Faster bus times are coming to Washington Heights next week.
Starting on April 26, the city Department of Transportation is launching the 181st Street Busway. The half-mile stretch of busway will bring faster bus speeds to 66,000 daily riders in Washington Heights, in the latest project in Mayor de Blasio’s Better Buses initiative announced last June.
The project follows the success of similar projects on Jay Street in downtown Brooklyn, 14th Street in Manhattan, and Flushing-Main Street in Queens. The 181st Street Busway will bring transit and truck priority on the road between Broadway and Amsterdam Avenue in the eastbound direction, and Amsterdam Avenue to Wadsworth Avenue in the westbound direction. Through traffic will be limited to buses, trucks, and emergency vehicles — cars, taxis, and vans must make the next available right turn off the busway. Local access and parking are allowed, with improved truck loading and parking meter regulations.
As one of the busiest and most congested corridors in Manhattan, the 181st Street busway average bus speeds of less than 4mph, causing unreliable service for commuters trying to make connections to the A or 1 trains, six other MTA bus routes and the Port Authority’s George Washington Bridge bus terminal. The project aims to increase the speed of the buses, therefore increasing reliability, calming traffic, and improving truck travel while still maintaining local access to support businesses and services.
The NYPD will provide traffic enforcement as well as inform motorists about the new regulations after the busway launches. The DOT will also install bus lane cameras in the coming weeks. For the first 60 days following their installation, the DOT will issue warning letters to registered vehicle owners who violate the new regulations, before beginning to mail out violations with fines.
A Community Advisory Board was formed by the DOT to guide the project before, during and after implementation.

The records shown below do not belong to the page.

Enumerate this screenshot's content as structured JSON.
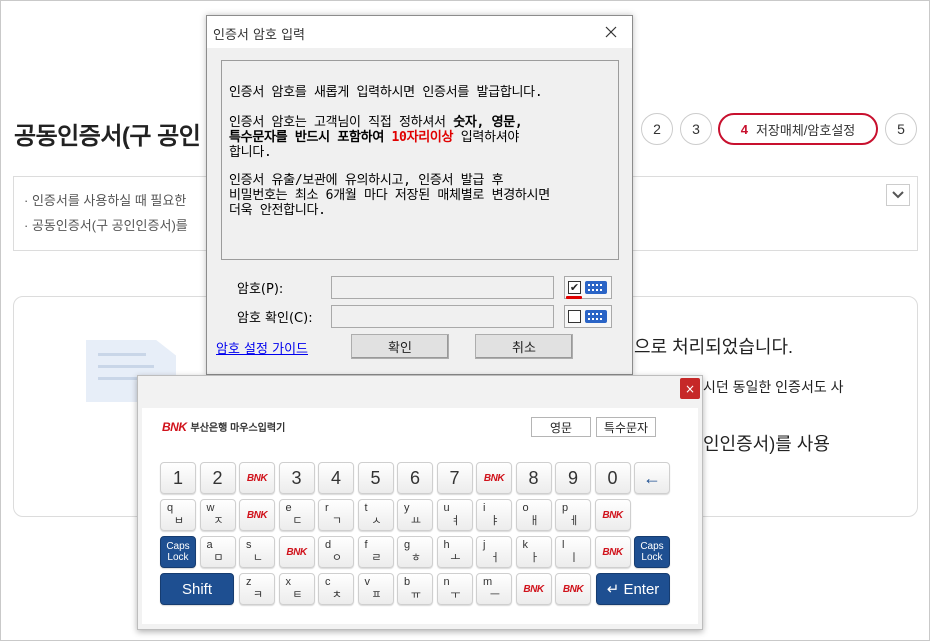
{
  "page": {
    "title": "공동인증서(구 공인",
    "steps": [
      "2",
      "3"
    ],
    "active_step": {
      "num": "4",
      "label": "저장매체/암호설정"
    },
    "last_step": "5",
    "notices": [
      "· 인증서를 사용하실 때 필요한",
      "· 공동인증서(구 공인인증서)를"
    ],
    "content_lines": [
      "으로 처리되었습니다.",
      "시던 동일한 인증서도 사",
      "인인증서)를 사용"
    ]
  },
  "dialog": {
    "title": "인증서 암호 입력",
    "para1": "인증서 암호를 새롭게 입력하시면 인증서를 발급합니다.",
    "para2_line1_plain": "인증서 암호는 고객님이 직접 정하셔서 ",
    "para2_line1_bold": "숫자, 영문,",
    "para2_line2_bold": "특수문자를 반드시 포함하여 ",
    "para2_line2_red": "10자리이상",
    "para2_line2_plain": " 입력하셔야",
    "para2_line3": "합니다.",
    "para3_lines": [
      "인증서 유출/보관에 유의하시고, 인증서 발급 후",
      "비밀번호는 최소 6개월 마다 저장된 매체별로 변경하시면",
      "더욱 안전합니다."
    ],
    "password_label": "암호(P):",
    "confirm_label": "암호 확인(C):",
    "password_value": "",
    "confirm_value": "",
    "checkbox1_checked": true,
    "checkbox2_checked": false,
    "guide_link": "암호 설정 가이드",
    "ok_button": "확인",
    "cancel_button": "취소"
  },
  "keyboard": {
    "brand_logo": "BNK",
    "brand_name": "부산은행 마우스입력기",
    "toggle_english": "영문",
    "toggle_special": "특수문자",
    "close_symbol": "×",
    "logo_key": "BNK",
    "row1": [
      "1",
      "2",
      "BNK",
      "3",
      "4",
      "5",
      "6",
      "7",
      "BNK",
      "8",
      "9",
      "0",
      "←"
    ],
    "row2": [
      [
        "q",
        "ㅂ"
      ],
      [
        "w",
        "ㅈ"
      ],
      "BNK",
      [
        "e",
        "ㄷ"
      ],
      [
        "r",
        "ㄱ"
      ],
      [
        "t",
        "ㅅ"
      ],
      [
        "y",
        "ㅛ"
      ],
      [
        "u",
        "ㅕ"
      ],
      [
        "i",
        "ㅑ"
      ],
      [
        "o",
        "ㅐ"
      ],
      [
        "p",
        "ㅔ"
      ],
      "BNK"
    ],
    "row3_caps": "Caps Lock",
    "row3": [
      [
        "a",
        "ㅁ"
      ],
      [
        "s",
        "ㄴ"
      ],
      "BNK",
      [
        "d",
        "ㅇ"
      ],
      [
        "f",
        "ㄹ"
      ],
      [
        "g",
        "ㅎ"
      ],
      [
        "h",
        "ㅗ"
      ],
      [
        "j",
        "ㅓ"
      ],
      [
        "k",
        "ㅏ"
      ],
      [
        "l",
        "ㅣ"
      ],
      "BNK"
    ],
    "shift": "Shift",
    "row4": [
      [
        "z",
        "ㅋ"
      ],
      [
        "x",
        "ㅌ"
      ],
      [
        "c",
        "ㅊ"
      ],
      [
        "v",
        "ㅍ"
      ],
      [
        "b",
        "ㅠ"
      ],
      [
        "n",
        "ㅜ"
      ],
      [
        "m",
        "ㅡ"
      ],
      "BNK",
      "BNK"
    ],
    "enter": "↵ Enter"
  }
}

The DOT also met with Community Board 12, the Washington Heights BID, local elected officials, and small businesses about the project.